<<<<
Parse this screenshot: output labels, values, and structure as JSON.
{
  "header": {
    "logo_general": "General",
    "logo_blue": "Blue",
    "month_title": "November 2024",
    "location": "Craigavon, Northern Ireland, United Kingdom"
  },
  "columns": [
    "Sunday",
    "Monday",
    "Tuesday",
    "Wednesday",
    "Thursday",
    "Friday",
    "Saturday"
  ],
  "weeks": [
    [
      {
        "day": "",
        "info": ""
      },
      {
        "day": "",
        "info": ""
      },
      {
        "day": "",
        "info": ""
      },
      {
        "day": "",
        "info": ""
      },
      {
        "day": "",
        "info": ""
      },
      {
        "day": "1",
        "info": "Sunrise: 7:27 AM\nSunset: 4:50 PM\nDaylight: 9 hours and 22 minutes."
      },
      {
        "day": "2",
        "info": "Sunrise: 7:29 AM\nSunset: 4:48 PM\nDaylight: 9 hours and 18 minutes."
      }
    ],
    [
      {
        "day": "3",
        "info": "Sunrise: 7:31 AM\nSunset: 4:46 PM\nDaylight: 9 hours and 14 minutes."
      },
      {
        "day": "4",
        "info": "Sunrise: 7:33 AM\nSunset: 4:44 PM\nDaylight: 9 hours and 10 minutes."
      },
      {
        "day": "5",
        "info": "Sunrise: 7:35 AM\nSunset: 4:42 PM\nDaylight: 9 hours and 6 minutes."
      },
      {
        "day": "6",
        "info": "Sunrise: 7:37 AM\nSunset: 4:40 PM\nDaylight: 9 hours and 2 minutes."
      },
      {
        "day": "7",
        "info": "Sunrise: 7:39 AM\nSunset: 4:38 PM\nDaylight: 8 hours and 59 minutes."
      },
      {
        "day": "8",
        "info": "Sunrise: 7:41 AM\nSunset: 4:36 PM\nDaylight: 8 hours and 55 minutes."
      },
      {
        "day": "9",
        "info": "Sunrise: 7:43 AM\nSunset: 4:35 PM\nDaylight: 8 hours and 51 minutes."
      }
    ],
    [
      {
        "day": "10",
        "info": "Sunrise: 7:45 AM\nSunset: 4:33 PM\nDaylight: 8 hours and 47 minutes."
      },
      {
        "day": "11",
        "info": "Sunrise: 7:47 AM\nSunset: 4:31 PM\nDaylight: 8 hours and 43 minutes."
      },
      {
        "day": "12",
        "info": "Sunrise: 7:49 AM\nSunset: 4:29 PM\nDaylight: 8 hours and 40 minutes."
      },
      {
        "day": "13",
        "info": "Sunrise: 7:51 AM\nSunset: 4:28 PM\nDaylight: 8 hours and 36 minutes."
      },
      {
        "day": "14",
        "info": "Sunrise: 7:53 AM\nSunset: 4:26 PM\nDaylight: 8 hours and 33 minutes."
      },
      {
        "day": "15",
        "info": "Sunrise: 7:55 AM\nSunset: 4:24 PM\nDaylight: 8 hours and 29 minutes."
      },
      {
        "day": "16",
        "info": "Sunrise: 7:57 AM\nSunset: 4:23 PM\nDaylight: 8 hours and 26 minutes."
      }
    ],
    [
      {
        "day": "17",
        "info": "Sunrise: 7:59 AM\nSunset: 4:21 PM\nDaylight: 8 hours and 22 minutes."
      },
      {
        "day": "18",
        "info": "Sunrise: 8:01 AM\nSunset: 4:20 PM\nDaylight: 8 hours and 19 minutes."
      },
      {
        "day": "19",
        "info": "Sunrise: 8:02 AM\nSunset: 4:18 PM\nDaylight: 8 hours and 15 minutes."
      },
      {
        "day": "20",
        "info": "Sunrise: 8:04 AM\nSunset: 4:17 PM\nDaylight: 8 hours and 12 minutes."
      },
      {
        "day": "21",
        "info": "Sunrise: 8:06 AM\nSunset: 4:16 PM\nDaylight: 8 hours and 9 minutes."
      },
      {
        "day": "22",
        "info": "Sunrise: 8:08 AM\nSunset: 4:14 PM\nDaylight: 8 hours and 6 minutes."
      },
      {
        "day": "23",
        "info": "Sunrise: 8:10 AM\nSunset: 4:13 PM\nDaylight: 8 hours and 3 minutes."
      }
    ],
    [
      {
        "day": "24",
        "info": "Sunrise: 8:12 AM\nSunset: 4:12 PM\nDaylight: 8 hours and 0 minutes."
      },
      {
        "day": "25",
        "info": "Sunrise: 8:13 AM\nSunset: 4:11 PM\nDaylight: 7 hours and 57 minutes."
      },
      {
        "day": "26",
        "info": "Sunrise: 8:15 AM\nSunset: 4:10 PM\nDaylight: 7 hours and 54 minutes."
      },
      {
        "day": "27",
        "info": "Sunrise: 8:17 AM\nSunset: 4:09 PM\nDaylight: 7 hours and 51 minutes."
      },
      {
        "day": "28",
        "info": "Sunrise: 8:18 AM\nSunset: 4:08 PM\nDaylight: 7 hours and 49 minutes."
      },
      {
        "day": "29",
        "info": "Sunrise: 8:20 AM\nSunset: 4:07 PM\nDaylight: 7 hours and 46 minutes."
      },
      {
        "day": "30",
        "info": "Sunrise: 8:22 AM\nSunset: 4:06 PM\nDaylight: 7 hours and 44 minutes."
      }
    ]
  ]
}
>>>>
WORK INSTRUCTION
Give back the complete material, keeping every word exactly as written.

SOLUTION TO THIS TASK
Parse this screenshot: output labels, values, and structure as JSON.
{
  "header": {
    "logo_general": "General",
    "logo_blue": "Blue",
    "month_title": "November 2024",
    "location": "Craigavon, Northern Ireland, United Kingdom"
  },
  "columns": [
    "Sunday",
    "Monday",
    "Tuesday",
    "Wednesday",
    "Thursday",
    "Friday",
    "Saturday"
  ],
  "weeks": [
    [
      {
        "day": "",
        "info": ""
      },
      {
        "day": "",
        "info": ""
      },
      {
        "day": "",
        "info": ""
      },
      {
        "day": "",
        "info": ""
      },
      {
        "day": "",
        "info": ""
      },
      {
        "day": "1",
        "info": "Sunrise: 7:27 AM\nSunset: 4:50 PM\nDaylight: 9 hours and 22 minutes."
      },
      {
        "day": "2",
        "info": "Sunrise: 7:29 AM\nSunset: 4:48 PM\nDaylight: 9 hours and 18 minutes."
      }
    ],
    [
      {
        "day": "3",
        "info": "Sunrise: 7:31 AM\nSunset: 4:46 PM\nDaylight: 9 hours and 14 minutes."
      },
      {
        "day": "4",
        "info": "Sunrise: 7:33 AM\nSunset: 4:44 PM\nDaylight: 9 hours and 10 minutes."
      },
      {
        "day": "5",
        "info": "Sunrise: 7:35 AM\nSunset: 4:42 PM\nDaylight: 9 hours and 6 minutes."
      },
      {
        "day": "6",
        "info": "Sunrise: 7:37 AM\nSunset: 4:40 PM\nDaylight: 9 hours and 2 minutes."
      },
      {
        "day": "7",
        "info": "Sunrise: 7:39 AM\nSunset: 4:38 PM\nDaylight: 8 hours and 59 minutes."
      },
      {
        "day": "8",
        "info": "Sunrise: 7:41 AM\nSunset: 4:36 PM\nDaylight: 8 hours and 55 minutes."
      },
      {
        "day": "9",
        "info": "Sunrise: 7:43 AM\nSunset: 4:35 PM\nDaylight: 8 hours and 51 minutes."
      }
    ],
    [
      {
        "day": "10",
        "info": "Sunrise: 7:45 AM\nSunset: 4:33 PM\nDaylight: 8 hours and 47 minutes."
      },
      {
        "day": "11",
        "info": "Sunrise: 7:47 AM\nSunset: 4:31 PM\nDaylight: 8 hours and 43 minutes."
      },
      {
        "day": "12",
        "info": "Sunrise: 7:49 AM\nSunset: 4:29 PM\nDaylight: 8 hours and 40 minutes."
      },
      {
        "day": "13",
        "info": "Sunrise: 7:51 AM\nSunset: 4:28 PM\nDaylight: 8 hours and 36 minutes."
      },
      {
        "day": "14",
        "info": "Sunrise: 7:53 AM\nSunset: 4:26 PM\nDaylight: 8 hours and 33 minutes."
      },
      {
        "day": "15",
        "info": "Sunrise: 7:55 AM\nSunset: 4:24 PM\nDaylight: 8 hours and 29 minutes."
      },
      {
        "day": "16",
        "info": "Sunrise: 7:57 AM\nSunset: 4:23 PM\nDaylight: 8 hours and 26 minutes."
      }
    ],
    [
      {
        "day": "17",
        "info": "Sunrise: 7:59 AM\nSunset: 4:21 PM\nDaylight: 8 hours and 22 minutes."
      },
      {
        "day": "18",
        "info": "Sunrise: 8:01 AM\nSunset: 4:20 PM\nDaylight: 8 hours and 19 minutes."
      },
      {
        "day": "19",
        "info": "Sunrise: 8:02 AM\nSunset: 4:18 PM\nDaylight: 8 hours and 15 minutes."
      },
      {
        "day": "20",
        "info": "Sunrise: 8:04 AM\nSunset: 4:17 PM\nDaylight: 8 hours and 12 minutes."
      },
      {
        "day": "21",
        "info": "Sunrise: 8:06 AM\nSunset: 4:16 PM\nDaylight: 8 hours and 9 minutes."
      },
      {
        "day": "22",
        "info": "Sunrise: 8:08 AM\nSunset: 4:14 PM\nDaylight: 8 hours and 6 minutes."
      },
      {
        "day": "23",
        "info": "Sunrise: 8:10 AM\nSunset: 4:13 PM\nDaylight: 8 hours and 3 minutes."
      }
    ],
    [
      {
        "day": "24",
        "info": "Sunrise: 8:12 AM\nSunset: 4:12 PM\nDaylight: 8 hours and 0 minutes."
      },
      {
        "day": "25",
        "info": "Sunrise: 8:13 AM\nSunset: 4:11 PM\nDaylight: 7 hours and 57 minutes."
      },
      {
        "day": "26",
        "info": "Sunrise: 8:15 AM\nSunset: 4:10 PM\nDaylight: 7 hours and 54 minutes."
      },
      {
        "day": "27",
        "info": "Sunrise: 8:17 AM\nSunset: 4:09 PM\nDaylight: 7 hours and 51 minutes."
      },
      {
        "day": "28",
        "info": "Sunrise: 8:18 AM\nSunset: 4:08 PM\nDaylight: 7 hours and 49 minutes."
      },
      {
        "day": "29",
        "info": "Sunrise: 8:20 AM\nSunset: 4:07 PM\nDaylight: 7 hours and 46 minutes."
      },
      {
        "day": "30",
        "info": "Sunrise: 8:22 AM\nSunset: 4:06 PM\nDaylight: 7 hours and 44 minutes."
      }
    ]
  ]
}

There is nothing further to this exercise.